Task details:
Copy each line below as written, but skip the pictures.

** Provided records follows **

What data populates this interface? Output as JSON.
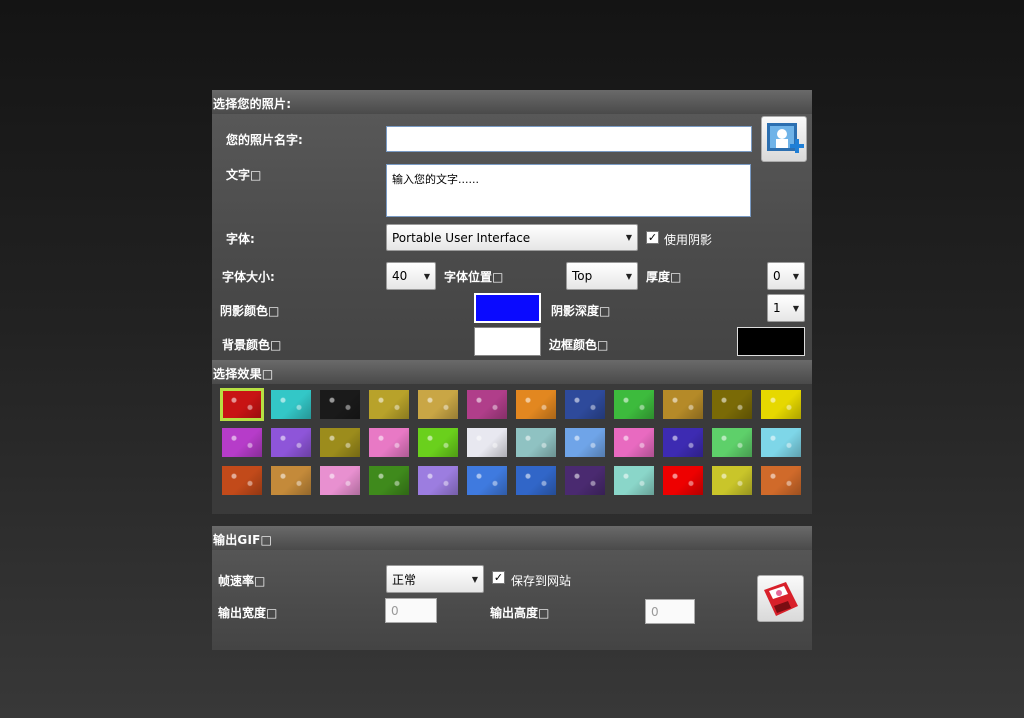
{
  "section_photo": {
    "title": "选择您的照片:",
    "photo_name_label": "您的照片名字:",
    "photo_name_value": "",
    "text_label": "文字",
    "text_value": "输入您的文字......",
    "font_label": "字体:",
    "font_value": "Portable User Interface",
    "shadow_checkbox_label": "使用阴影",
    "shadow_checked": true,
    "font_size_label": "字体大小:",
    "font_size_value": "40",
    "font_position_label": "字体位置",
    "font_position_value": "Top",
    "thickness_label": "厚度",
    "thickness_value": "0",
    "shadow_color_label": "阴影颜色",
    "shadow_color": "#0000ff",
    "shadow_depth_label": "阴影深度",
    "shadow_depth_value": "1",
    "bg_color_label": "背景颜色",
    "bg_color": "#ffffff",
    "border_color_label": "边框颜色",
    "border_color": "#000000",
    "add_photo_icon": "add-photo-icon"
  },
  "section_effects": {
    "title": "选择效果",
    "selected_index": 0,
    "tiles": [
      "#c81414",
      "#33c7c7",
      "#1a1a1a",
      "#b8a22a",
      "#c9a645",
      "#b03e8a",
      "#e28720",
      "#2e4a9b",
      "#3dbb3d",
      "#b58a28",
      "#7a6a06",
      "#e6d800",
      "#b63cc9",
      "#8e55d9",
      "#9c8c1c",
      "#e879c5",
      "#6ad01c",
      "#e8e8f0",
      "#8fc2c2",
      "#6fa4e8",
      "#e86ac0",
      "#3d2bb2",
      "#5ed06a",
      "#7ed6e8",
      "#c24a1a",
      "#c48a3a",
      "#e890d0",
      "#3f8a1c",
      "#9c7de0",
      "#3f7adf",
      "#3166c8",
      "#4a2a70",
      "#8ad6c9",
      "#ee0000",
      "#c9c52a",
      "#d06a2a"
    ]
  },
  "section_output": {
    "title": "输出GIF",
    "frame_rate_label": "帧速率",
    "frame_rate_value": "正常",
    "save_to_site_label": "保存到网站",
    "save_checked": true,
    "width_label": "输出宽度",
    "width_value": "0",
    "height_label": "输出高度",
    "height_value": "0",
    "save_icon": "save-disk-icon"
  }
}
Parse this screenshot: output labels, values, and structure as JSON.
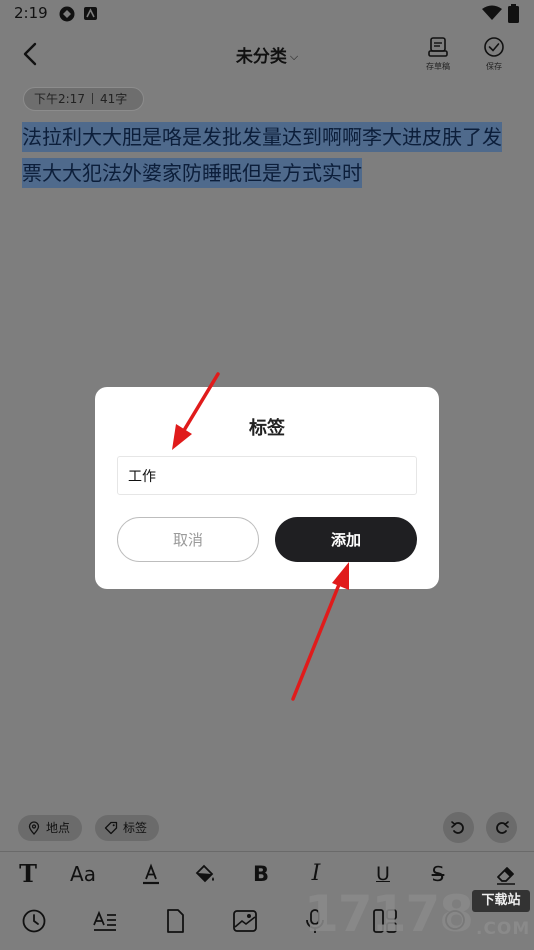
{
  "status_bar": {
    "time": "2:19"
  },
  "header": {
    "title": "未分类",
    "draft_label": "存草稿",
    "save_label": "保存"
  },
  "note": {
    "time": "下午2:17",
    "word_count": "41字",
    "body": "法拉利大大胆是咯是发批发量达到啊啊李大进皮肤了发票大大犯法外婆家防睡眠但是方式实时"
  },
  "dialog": {
    "title": "标签",
    "input_value": "工作",
    "cancel_label": "取消",
    "add_label": "添加"
  },
  "chips": {
    "location": "地点",
    "tag": "标签"
  },
  "format_toolbar": {
    "text_size": "Aa",
    "bold": "B",
    "italic": "I",
    "underline": "U",
    "strike": "S"
  },
  "watermark": {
    "digits": "17178",
    "site_label": "下载站",
    "domain": ".COM"
  },
  "colors": {
    "overlay": "#7e7e7e",
    "selection": "#4f6a8c",
    "add_button": "#1f1f22",
    "arrow": "#e01b1b"
  }
}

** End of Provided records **

Exercise result:
What data populates this interface? Output as JSON.
{
  "section_photo": {
    "title": "选择您的照片:",
    "photo_name_label": "您的照片名字:",
    "photo_name_value": "",
    "text_label": "文字",
    "text_value": "输入您的文字......",
    "font_label": "字体:",
    "font_value": "Portable User Interface",
    "shadow_checkbox_label": "使用阴影",
    "shadow_checked": true,
    "font_size_label": "字体大小:",
    "font_size_value": "40",
    "font_position_label": "字体位置",
    "font_position_value": "Top",
    "thickness_label": "厚度",
    "thickness_value": "0",
    "shadow_color_label": "阴影颜色",
    "shadow_color": "#0000ff",
    "shadow_depth_label": "阴影深度",
    "shadow_depth_value": "1",
    "bg_color_label": "背景颜色",
    "bg_color": "#ffffff",
    "border_color_label": "边框颜色",
    "border_color": "#000000",
    "add_photo_icon": "add-photo-icon"
  },
  "section_effects": {
    "title": "选择效果",
    "selected_index": 0,
    "tiles": [
      "#c81414",
      "#33c7c7",
      "#1a1a1a",
      "#b8a22a",
      "#c9a645",
      "#b03e8a",
      "#e28720",
      "#2e4a9b",
      "#3dbb3d",
      "#b58a28",
      "#7a6a06",
      "#e6d800",
      "#b63cc9",
      "#8e55d9",
      "#9c8c1c",
      "#e879c5",
      "#6ad01c",
      "#e8e8f0",
      "#8fc2c2",
      "#6fa4e8",
      "#e86ac0",
      "#3d2bb2",
      "#5ed06a",
      "#7ed6e8",
      "#c24a1a",
      "#c48a3a",
      "#e890d0",
      "#3f8a1c",
      "#9c7de0",
      "#3f7adf",
      "#3166c8",
      "#4a2a70",
      "#8ad6c9",
      "#ee0000",
      "#c9c52a",
      "#d06a2a"
    ]
  },
  "section_output": {
    "title": "输出GIF",
    "frame_rate_label": "帧速率",
    "frame_rate_value": "正常",
    "save_to_site_label": "保存到网站",
    "save_checked": true,
    "width_label": "输出宽度",
    "width_value": "0",
    "height_label": "输出高度",
    "height_value": "0",
    "save_icon": "save-disk-icon"
  }
}
Parse this screenshot: output labels, values, and structure as JSON.
{
  "status_bar": {
    "time": "2:19"
  },
  "header": {
    "title": "未分类",
    "draft_label": "存草稿",
    "save_label": "保存"
  },
  "note": {
    "time": "下午2:17",
    "word_count": "41字",
    "body": "法拉利大大胆是咯是发批发量达到啊啊李大进皮肤了发票大大犯法外婆家防睡眠但是方式实时"
  },
  "dialog": {
    "title": "标签",
    "input_value": "工作",
    "cancel_label": "取消",
    "add_label": "添加"
  },
  "chips": {
    "location": "地点",
    "tag": "标签"
  },
  "format_toolbar": {
    "text_size": "Aa",
    "bold": "B",
    "italic": "I",
    "underline": "U",
    "strike": "S"
  },
  "watermark": {
    "digits": "17178",
    "site_label": "下载站",
    "domain": ".COM"
  },
  "colors": {
    "overlay": "#7e7e7e",
    "selection": "#4f6a8c",
    "add_button": "#1f1f22",
    "arrow": "#e01b1b"
  }
}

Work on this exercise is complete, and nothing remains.